If you have never tasted a good, authentic Southern gumbo, you owe it to yourself to find one and eat it.
But first, you will want to know how to order this dish, so you don’t look silly in front of your friends and family at the restaurant.
Oftentimes, gumbo features small animals that look like baby lobsters. These animals go by many different names, including crayfish, crawfish, crawdads, crawdaddies, mudbugs, and apparently even mountain lobster.
Which one should you say when you’re ordering delicious food? Probably not mountain lobster, unless you are on an actual mountain and those words are printed on the menu. In any case, continue reading to find out whether crayfish or crawfish is the appropriate word to choose.
What is the Difference Between Crayfish and Crawfish?
In this post, I will compare crayfish vs. crawfish. I will use each spelling in at least one example sentence to demonstrate its proper use and context.
Plus, I will discuss a mnemonic that you can use when you are not sure whether crawfish or crayfish is the correct word.
When to Use Crayfish
What does crayfish mean? A crayfish is a small, freshwater crustacean that looks like a lobster. They can be found in shallow streams and riverbeds, as well as the shores of lakes.
Here are some example sentences,
- Jeremiah and Abernathy spent the whole afternoon catching crayfish at the creek.
- Crayfish are omnivores and breathe through gills.
- You must be careful to hold crayfish just behind the head, so that they cannot curl around and pinch you.
- The enormous Murray crayfish, the second largest in the world, is also one of the prettiest. It has bright white claws and a shell with blues, greens and hints of red, depending on the light. –The New York Times
Crayfish exist in North America, Europe, and Asia, and are often eaten or used as bait to catch larger animals.
When to Use Crawfish
What does crawfish mean? Crawfish is a dialectical variant of crayfish, referring to the same animal. This spelling is derived from the way the word crayfish is pronounced by some English speakers in the American South.
Crawfish has become accepted in American English, especially in the context of regional dining. A Cajun-style restaurant offering these animals in menu items would be likely to use crawfish instead of crayfish, in an attempt to promote or preserve regional authenticity.
Here are some examples,
- “The Louisiana Crawfish Gumbo at Bayou BBQ is excellent,” Karine said.
- For this summery combination of shellfish, ripe tomatoes and garlicky aioli, New Orleans chef Nina Compton insists on cooking and serving the shrimp intact, just as she would crawfish. –The Wall Street Journal
Trick to Remember the Difference
Crayfish and crawfish are two different ways to spell the same word.
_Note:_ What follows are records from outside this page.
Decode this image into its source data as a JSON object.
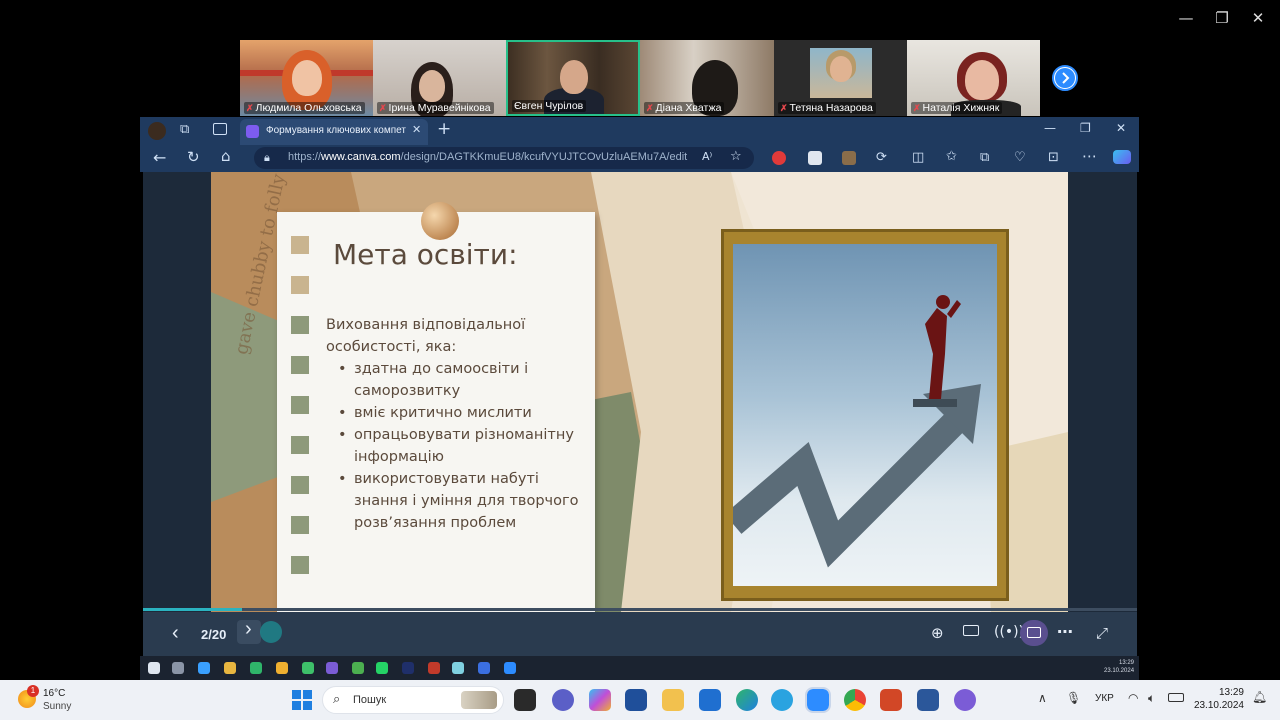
{
  "zoom": {
    "participants": [
      {
        "name": "Людмила Ольховська",
        "muted": true
      },
      {
        "name": "Ірина Муравейнікова",
        "muted": true
      },
      {
        "name": "Євген Чурілов",
        "muted": false,
        "active": true
      },
      {
        "name": "Діана Хватжа",
        "muted": true
      },
      {
        "name": "Тетяна Назарова",
        "muted": true
      },
      {
        "name": "Наталія Хижняк",
        "muted": true
      }
    ],
    "next_icon": "chevron-right-icon",
    "window_controls": {
      "minimize": "—",
      "maximize": "❐",
      "close": "✕"
    }
  },
  "browser": {
    "tab_title": "Формування ключових компете",
    "new_tab": "+",
    "url_prefix": "https://",
    "url_domain": "www.canva.com",
    "url_path": "/design/DAGTKKmuEU8/kcufVYUJTCOvUzluAEMu7A/edit",
    "read_aloud": "A⁾",
    "window_controls": {
      "minimize": "—",
      "maximize": "❐",
      "close": "✕"
    }
  },
  "slide": {
    "title": "Мета освіти:",
    "intro_line1": "Виховання відповідальної",
    "intro_line2": "особистості, яка:",
    "bullets": [
      {
        "line1": "здатна до самоосвіти і",
        "line2": "саморозвитку"
      },
      {
        "line1": "вміє критично мислити",
        "line2": ""
      },
      {
        "line1": "опрацьовувати різноманітну",
        "line2": "інформацію"
      },
      {
        "line1": "використовувати набуті",
        "line2": "знання і уміння для творчого",
        "line3": "розв’язання проблем"
      }
    ],
    "bg_text_left": "gave chubby to folly"
  },
  "presenter": {
    "prev": "‹",
    "page": "2/20",
    "next": "›",
    "progress": 0.1
  },
  "mini_tray": {
    "time": "13:29",
    "date": "23.10.2024"
  },
  "taskbar": {
    "weather_badge": "1",
    "temp": "16°C",
    "condition": "Sunny",
    "search_placeholder": "Пошук",
    "lang": "УКР",
    "time": "13:29",
    "date": "23.10.2024"
  }
}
In most contexts, including taxonomy, biology, and everyday use, crayfish is the standard term. Crayfish is also standard outside of the United States.
In the context of regional cuisine, however, crawfish is more recognizable. Crayfish would look out of place in contexts involving Southern cooking, so even though crawfish is not technically standard, it is the better choice.
If you don’t think you can remember this, here is a helpful trick to remember crawfish vs. crayfish.
You can remember to reserve crawfish for regional dishes like gumbo since crawfish and New Orleans, a hotbed of American Cajun food ways, are both spelled with the letter W.
Is it crayfish or crawfish? Crayfish and crawfish are two spellings of the same noun, which refers to a small freshwater crustacean. These animals are prized for their use as bait and as ingredients in several Southern-influenced dishes; otherwise, they are sometimes considered invasive species.
- Crayfish is the standard spelling outside the United States, and in academic or scientific contexts in American English.
- In most food-related contexts in American English, though, crawfish is acceptable, and even expected.
Since crawfish and New Orleans both contain the letter W, and are both related to Cajun food, you can use that letter as a mnemonic device to help you remember when crawfish is more appropriate.
To summarize, crayfish is standard. Crawfish is dialectical, but culturally appropriate when referencing some food items. Other variations of the word like crawdad or mudbug are reserved as dialectal speech.
Now that you know which one of these words to use, go out and order some gumbo! When you are done eating, be sure to check this site any time you encounter confusing words on menus or other reading material.